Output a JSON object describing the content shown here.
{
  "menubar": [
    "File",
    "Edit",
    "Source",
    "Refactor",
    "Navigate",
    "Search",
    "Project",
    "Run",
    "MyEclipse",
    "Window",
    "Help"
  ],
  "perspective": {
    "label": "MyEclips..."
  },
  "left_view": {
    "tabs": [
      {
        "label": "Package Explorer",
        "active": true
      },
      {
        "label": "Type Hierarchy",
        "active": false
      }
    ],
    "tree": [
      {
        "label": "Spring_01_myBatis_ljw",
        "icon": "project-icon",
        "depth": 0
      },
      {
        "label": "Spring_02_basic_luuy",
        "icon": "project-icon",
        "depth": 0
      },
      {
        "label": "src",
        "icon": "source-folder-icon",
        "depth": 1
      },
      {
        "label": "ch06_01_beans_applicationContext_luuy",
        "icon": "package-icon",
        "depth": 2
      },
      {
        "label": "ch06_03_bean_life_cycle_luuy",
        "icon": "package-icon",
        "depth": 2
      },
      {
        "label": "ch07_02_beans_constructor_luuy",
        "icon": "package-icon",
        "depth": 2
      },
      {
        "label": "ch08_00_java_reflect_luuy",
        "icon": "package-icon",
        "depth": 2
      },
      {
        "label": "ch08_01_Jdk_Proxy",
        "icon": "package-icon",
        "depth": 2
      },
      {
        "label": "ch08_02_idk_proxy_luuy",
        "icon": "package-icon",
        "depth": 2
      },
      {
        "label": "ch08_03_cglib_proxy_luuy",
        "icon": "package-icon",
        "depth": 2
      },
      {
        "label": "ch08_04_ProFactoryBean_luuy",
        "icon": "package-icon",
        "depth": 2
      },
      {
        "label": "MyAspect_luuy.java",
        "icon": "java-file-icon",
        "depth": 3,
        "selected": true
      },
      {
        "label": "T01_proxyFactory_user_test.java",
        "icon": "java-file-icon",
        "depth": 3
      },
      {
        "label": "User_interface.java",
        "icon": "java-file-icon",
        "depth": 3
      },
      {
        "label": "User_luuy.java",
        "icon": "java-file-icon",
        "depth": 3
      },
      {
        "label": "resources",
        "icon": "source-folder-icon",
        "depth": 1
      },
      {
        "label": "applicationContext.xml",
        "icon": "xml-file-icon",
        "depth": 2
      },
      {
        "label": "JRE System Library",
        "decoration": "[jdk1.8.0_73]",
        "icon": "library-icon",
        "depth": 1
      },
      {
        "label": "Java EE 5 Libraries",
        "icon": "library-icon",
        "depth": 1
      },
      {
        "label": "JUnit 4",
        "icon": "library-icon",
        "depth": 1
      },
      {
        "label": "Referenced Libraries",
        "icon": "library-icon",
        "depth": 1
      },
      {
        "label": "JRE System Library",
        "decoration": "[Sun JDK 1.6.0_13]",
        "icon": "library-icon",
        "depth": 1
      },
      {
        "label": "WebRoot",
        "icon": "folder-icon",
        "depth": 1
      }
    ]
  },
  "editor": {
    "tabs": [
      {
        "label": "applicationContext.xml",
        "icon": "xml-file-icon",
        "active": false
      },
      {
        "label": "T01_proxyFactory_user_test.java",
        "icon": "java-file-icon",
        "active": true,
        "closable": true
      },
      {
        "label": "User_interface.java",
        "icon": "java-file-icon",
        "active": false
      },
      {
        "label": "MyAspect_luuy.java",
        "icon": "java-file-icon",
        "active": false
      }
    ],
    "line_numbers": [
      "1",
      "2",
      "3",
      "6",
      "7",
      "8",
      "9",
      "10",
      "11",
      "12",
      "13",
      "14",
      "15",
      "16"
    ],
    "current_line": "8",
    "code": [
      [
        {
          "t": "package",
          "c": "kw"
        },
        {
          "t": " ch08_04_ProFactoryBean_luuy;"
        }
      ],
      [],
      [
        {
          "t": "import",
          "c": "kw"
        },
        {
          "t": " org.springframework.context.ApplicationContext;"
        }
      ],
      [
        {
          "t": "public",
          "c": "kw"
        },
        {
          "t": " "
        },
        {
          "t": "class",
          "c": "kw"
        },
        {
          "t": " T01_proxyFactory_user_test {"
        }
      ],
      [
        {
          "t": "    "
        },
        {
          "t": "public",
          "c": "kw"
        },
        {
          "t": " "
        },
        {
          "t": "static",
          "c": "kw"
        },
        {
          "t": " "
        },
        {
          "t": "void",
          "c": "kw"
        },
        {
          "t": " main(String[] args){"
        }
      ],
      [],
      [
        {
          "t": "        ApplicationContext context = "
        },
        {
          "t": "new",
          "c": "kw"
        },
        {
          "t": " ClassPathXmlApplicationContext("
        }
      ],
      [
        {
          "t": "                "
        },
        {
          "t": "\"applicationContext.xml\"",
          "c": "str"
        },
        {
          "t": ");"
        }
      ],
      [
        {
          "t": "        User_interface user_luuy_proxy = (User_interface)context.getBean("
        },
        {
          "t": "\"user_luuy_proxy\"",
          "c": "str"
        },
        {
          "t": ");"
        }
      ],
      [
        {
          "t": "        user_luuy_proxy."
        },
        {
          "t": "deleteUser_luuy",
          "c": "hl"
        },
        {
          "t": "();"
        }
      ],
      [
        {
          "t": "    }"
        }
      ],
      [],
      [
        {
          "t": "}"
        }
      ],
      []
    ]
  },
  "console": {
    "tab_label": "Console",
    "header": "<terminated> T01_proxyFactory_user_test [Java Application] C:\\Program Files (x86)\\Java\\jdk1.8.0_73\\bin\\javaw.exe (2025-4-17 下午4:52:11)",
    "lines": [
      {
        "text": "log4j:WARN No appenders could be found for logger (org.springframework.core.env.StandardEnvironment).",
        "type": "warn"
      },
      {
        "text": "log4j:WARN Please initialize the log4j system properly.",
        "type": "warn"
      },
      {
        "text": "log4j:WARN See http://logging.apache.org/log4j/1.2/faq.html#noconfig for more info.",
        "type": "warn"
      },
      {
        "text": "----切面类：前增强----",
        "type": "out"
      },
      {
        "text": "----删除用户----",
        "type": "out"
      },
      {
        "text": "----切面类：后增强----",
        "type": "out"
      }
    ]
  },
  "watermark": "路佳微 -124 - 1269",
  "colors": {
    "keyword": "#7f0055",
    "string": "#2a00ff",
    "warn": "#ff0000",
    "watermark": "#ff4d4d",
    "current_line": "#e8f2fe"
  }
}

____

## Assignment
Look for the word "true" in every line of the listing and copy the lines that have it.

## Answer area
        "active": true
        "selected": true
        "active": true,
        "closable": true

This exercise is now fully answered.